# INSTRUCTIONS FOR THE TASK:
Only lines with the string "icon" are wanted. Pull them out of the data.
# # #
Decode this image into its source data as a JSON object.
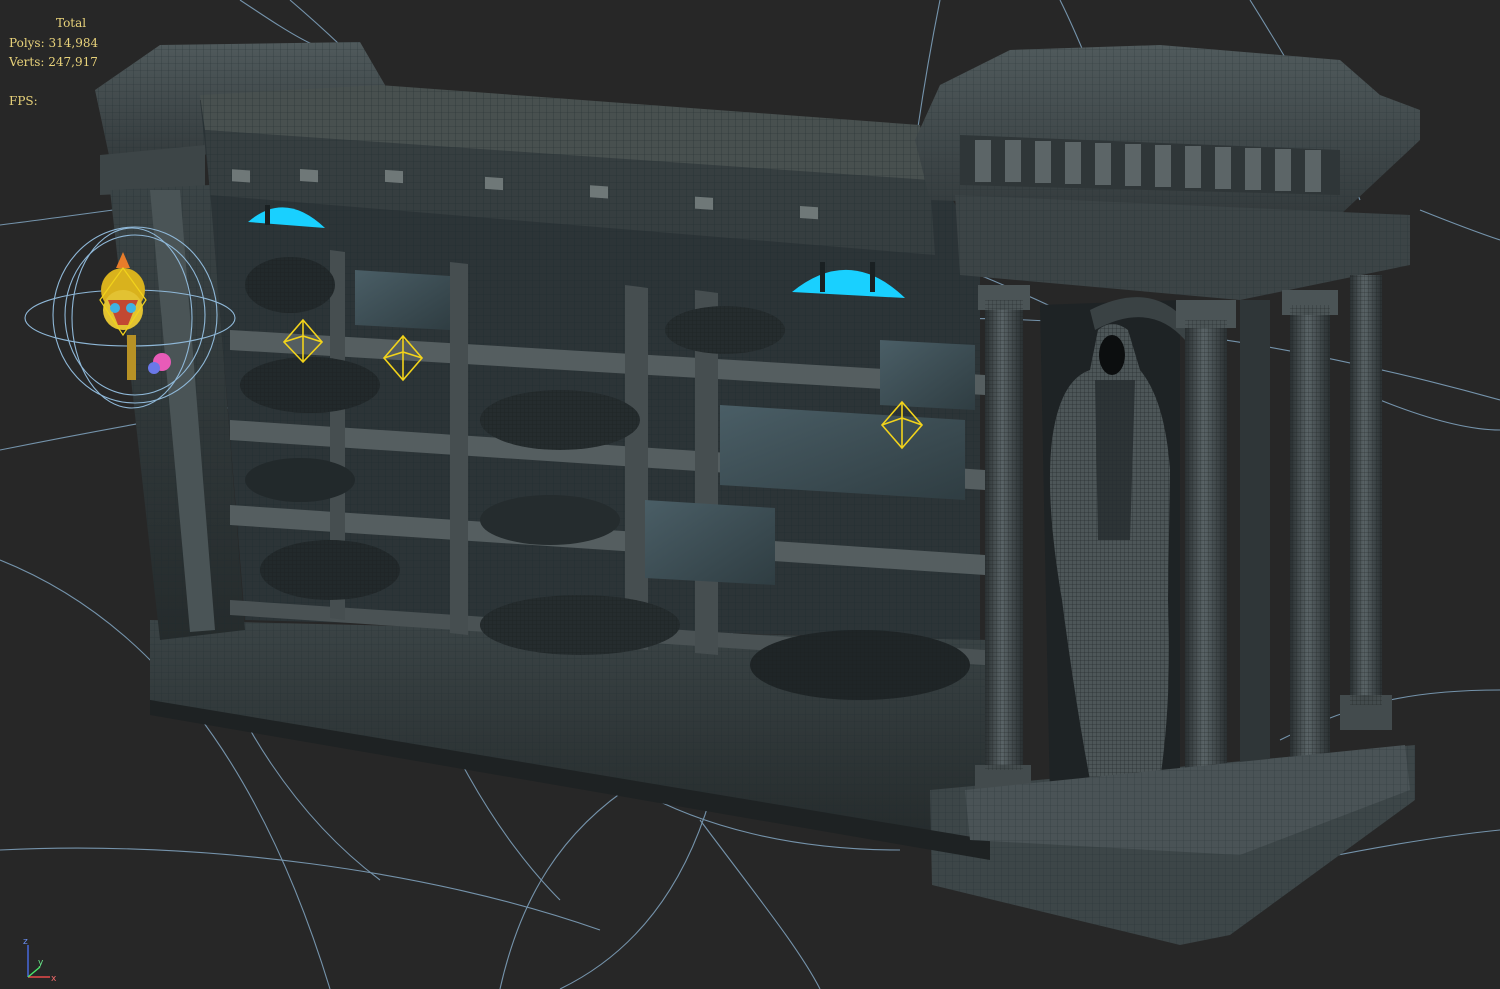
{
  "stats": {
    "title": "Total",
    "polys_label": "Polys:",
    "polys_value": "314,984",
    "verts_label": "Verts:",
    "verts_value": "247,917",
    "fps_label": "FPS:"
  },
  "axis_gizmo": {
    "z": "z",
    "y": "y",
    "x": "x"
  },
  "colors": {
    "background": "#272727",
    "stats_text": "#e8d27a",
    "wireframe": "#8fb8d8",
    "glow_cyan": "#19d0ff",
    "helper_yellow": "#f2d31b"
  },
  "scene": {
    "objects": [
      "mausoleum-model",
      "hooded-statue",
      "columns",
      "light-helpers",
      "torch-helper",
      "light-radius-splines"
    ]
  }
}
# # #
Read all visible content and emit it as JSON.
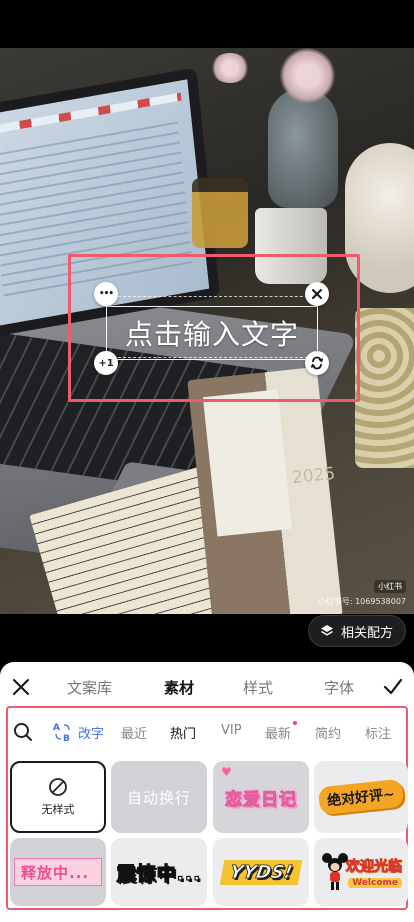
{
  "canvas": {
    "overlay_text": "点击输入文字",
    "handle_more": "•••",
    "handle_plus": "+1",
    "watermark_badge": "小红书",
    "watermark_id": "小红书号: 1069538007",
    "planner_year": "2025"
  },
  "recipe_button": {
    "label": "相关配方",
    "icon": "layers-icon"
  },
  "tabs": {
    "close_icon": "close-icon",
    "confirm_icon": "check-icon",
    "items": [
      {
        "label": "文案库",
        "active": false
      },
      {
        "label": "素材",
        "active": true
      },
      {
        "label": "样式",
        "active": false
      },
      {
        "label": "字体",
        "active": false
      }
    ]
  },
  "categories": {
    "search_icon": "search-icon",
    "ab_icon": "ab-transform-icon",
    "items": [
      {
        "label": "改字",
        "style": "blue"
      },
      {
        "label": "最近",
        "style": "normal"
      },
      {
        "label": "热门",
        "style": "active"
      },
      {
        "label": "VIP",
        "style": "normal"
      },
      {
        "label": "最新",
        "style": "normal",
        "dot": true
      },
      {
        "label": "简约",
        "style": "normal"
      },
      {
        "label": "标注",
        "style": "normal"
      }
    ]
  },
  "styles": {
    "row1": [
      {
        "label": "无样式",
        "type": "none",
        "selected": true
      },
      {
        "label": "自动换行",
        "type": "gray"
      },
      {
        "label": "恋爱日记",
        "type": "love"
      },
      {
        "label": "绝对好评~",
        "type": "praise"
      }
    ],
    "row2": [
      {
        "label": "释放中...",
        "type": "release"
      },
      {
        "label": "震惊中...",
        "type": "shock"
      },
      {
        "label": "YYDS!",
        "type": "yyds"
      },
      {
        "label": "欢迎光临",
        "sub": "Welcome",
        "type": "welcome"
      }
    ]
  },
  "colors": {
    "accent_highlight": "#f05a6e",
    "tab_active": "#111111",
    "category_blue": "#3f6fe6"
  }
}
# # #
# ANSWER SECTION:
    "icon": "layers-icon"
    "close_icon": "close-icon",
    "confirm_icon": "check-icon",
    "search_icon": "search-icon",
    "ab_icon": "ab-transform-icon",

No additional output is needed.